What the task asks: Every record, from the first line to the last, needs to be given again exactly.

(Excerpts from an interface dataset)
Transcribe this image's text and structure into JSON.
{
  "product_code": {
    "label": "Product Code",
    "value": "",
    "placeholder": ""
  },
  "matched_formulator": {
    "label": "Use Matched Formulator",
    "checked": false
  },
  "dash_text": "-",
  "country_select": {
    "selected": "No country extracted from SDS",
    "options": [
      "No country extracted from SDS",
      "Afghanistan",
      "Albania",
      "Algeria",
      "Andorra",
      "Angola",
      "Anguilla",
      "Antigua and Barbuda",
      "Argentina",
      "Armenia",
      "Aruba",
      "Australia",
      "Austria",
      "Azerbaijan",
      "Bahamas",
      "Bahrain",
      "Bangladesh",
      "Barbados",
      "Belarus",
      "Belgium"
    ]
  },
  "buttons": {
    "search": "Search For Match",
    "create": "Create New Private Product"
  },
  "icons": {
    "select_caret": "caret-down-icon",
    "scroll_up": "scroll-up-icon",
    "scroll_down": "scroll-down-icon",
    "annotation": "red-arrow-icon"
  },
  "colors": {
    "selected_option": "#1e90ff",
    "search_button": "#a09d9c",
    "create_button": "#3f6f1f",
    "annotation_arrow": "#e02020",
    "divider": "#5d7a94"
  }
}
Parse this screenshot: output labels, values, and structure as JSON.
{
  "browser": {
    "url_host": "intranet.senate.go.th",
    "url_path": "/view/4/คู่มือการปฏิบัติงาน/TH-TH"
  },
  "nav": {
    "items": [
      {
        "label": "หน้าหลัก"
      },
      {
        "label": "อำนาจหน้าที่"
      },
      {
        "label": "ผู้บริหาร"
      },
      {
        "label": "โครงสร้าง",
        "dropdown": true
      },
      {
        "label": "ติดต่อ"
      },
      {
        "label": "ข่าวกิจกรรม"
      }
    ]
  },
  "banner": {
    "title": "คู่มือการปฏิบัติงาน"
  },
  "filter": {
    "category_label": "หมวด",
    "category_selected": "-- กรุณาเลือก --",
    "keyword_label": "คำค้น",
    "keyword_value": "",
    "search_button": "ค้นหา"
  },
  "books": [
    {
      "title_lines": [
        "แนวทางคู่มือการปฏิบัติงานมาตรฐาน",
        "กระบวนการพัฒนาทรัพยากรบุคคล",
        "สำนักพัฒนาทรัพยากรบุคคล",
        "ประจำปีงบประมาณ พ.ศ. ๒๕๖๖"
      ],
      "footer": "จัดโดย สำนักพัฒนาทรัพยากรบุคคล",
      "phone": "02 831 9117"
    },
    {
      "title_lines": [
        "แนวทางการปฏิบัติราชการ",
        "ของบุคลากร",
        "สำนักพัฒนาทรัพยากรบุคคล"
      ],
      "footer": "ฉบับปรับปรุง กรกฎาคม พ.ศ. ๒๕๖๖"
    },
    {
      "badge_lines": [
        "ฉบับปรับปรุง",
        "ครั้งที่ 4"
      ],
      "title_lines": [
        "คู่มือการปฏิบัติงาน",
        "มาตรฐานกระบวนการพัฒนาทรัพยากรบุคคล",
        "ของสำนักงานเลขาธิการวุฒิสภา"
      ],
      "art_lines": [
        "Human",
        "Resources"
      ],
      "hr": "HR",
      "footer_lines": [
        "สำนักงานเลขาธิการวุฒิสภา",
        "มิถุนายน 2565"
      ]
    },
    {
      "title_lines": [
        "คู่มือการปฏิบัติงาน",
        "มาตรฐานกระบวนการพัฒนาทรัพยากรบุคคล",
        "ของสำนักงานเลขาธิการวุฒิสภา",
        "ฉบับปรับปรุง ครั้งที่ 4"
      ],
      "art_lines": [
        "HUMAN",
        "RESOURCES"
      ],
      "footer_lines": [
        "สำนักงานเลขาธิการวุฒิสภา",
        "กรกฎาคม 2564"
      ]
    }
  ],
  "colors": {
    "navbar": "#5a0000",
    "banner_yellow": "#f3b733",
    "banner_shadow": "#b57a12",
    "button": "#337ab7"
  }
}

Answer box:
Transcribe this image's text and structure into JSON.
{
  "product_code": {
    "label": "Product Code",
    "value": "",
    "placeholder": ""
  },
  "matched_formulator": {
    "label": "Use Matched Formulator",
    "checked": false
  },
  "dash_text": "-",
  "country_select": {
    "selected": "No country extracted from SDS",
    "options": [
      "No country extracted from SDS",
      "Afghanistan",
      "Albania",
      "Algeria",
      "Andorra",
      "Angola",
      "Anguilla",
      "Antigua and Barbuda",
      "Argentina",
      "Armenia",
      "Aruba",
      "Australia",
      "Austria",
      "Azerbaijan",
      "Bahamas",
      "Bahrain",
      "Bangladesh",
      "Barbados",
      "Belarus",
      "Belgium"
    ]
  },
  "buttons": {
    "search": "Search For Match",
    "create": "Create New Private Product"
  },
  "icons": {
    "select_caret": "caret-down-icon",
    "scroll_up": "scroll-up-icon",
    "scroll_down": "scroll-down-icon",
    "annotation": "red-arrow-icon"
  },
  "colors": {
    "selected_option": "#1e90ff",
    "search_button": "#a09d9c",
    "create_button": "#3f6f1f",
    "annotation_arrow": "#e02020",
    "divider": "#5d7a94"
  }
}
Parse this screenshot: output labels, values, and structure as JSON.
{
  "browser": {
    "url_host": "intranet.senate.go.th",
    "url_path": "/view/4/คู่มือการปฏิบัติงาน/TH-TH"
  },
  "nav": {
    "items": [
      {
        "label": "หน้าหลัก"
      },
      {
        "label": "อำนาจหน้าที่"
      },
      {
        "label": "ผู้บริหาร"
      },
      {
        "label": "โครงสร้าง",
        "dropdown": true
      },
      {
        "label": "ติดต่อ"
      },
      {
        "label": "ข่าวกิจกรรม"
      }
    ]
  },
  "banner": {
    "title": "คู่มือการปฏิบัติงาน"
  },
  "filter": {
    "category_label": "หมวด",
    "category_selected": "-- กรุณาเลือก --",
    "keyword_label": "คำค้น",
    "keyword_value": "",
    "search_button": "ค้นหา"
  },
  "books": [
    {
      "title_lines": [
        "แนวทางคู่มือการปฏิบัติงานมาตรฐาน",
        "กระบวนการพัฒนาทรัพยากรบุคคล",
        "สำนักพัฒนาทรัพยากรบุคคล",
        "ประจำปีงบประมาณ พ.ศ. ๒๕๖๖"
      ],
      "footer": "จัดโดย สำนักพัฒนาทรัพยากรบุคคล",
      "phone": "02 831 9117"
    },
    {
      "title_lines": [
        "แนวทางการปฏิบัติราชการ",
        "ของบุคลากร",
        "สำนักพัฒนาทรัพยากรบุคคล"
      ],
      "footer": "ฉบับปรับปรุง กรกฎาคม พ.ศ. ๒๕๖๖"
    },
    {
      "badge_lines": [
        "ฉบับปรับปรุง",
        "ครั้งที่ 4"
      ],
      "title_lines": [
        "คู่มือการปฏิบัติงาน",
        "มาตรฐานกระบวนการพัฒนาทรัพยากรบุคคล",
        "ของสำนักงานเลขาธิการวุฒิสภา"
      ],
      "art_lines": [
        "Human",
        "Resources"
      ],
      "hr": "HR",
      "footer_lines": [
        "สำนักงานเลขาธิการวุฒิสภา",
        "มิถุนายน 2565"
      ]
    },
    {
      "title_lines": [
        "คู่มือการปฏิบัติงาน",
        "มาตรฐานกระบวนการพัฒนาทรัพยากรบุคคล",
        "ของสำนักงานเลขาธิการวุฒิสภา",
        "ฉบับปรับปรุง ครั้งที่ 4"
      ],
      "art_lines": [
        "HUMAN",
        "RESOURCES"
      ],
      "footer_lines": [
        "สำนักงานเลขาธิการวุฒิสภา",
        "กรกฎาคม 2564"
      ]
    }
  ],
  "colors": {
    "navbar": "#5a0000",
    "banner_yellow": "#f3b733",
    "banner_shadow": "#b57a12",
    "button": "#337ab7"
  }
}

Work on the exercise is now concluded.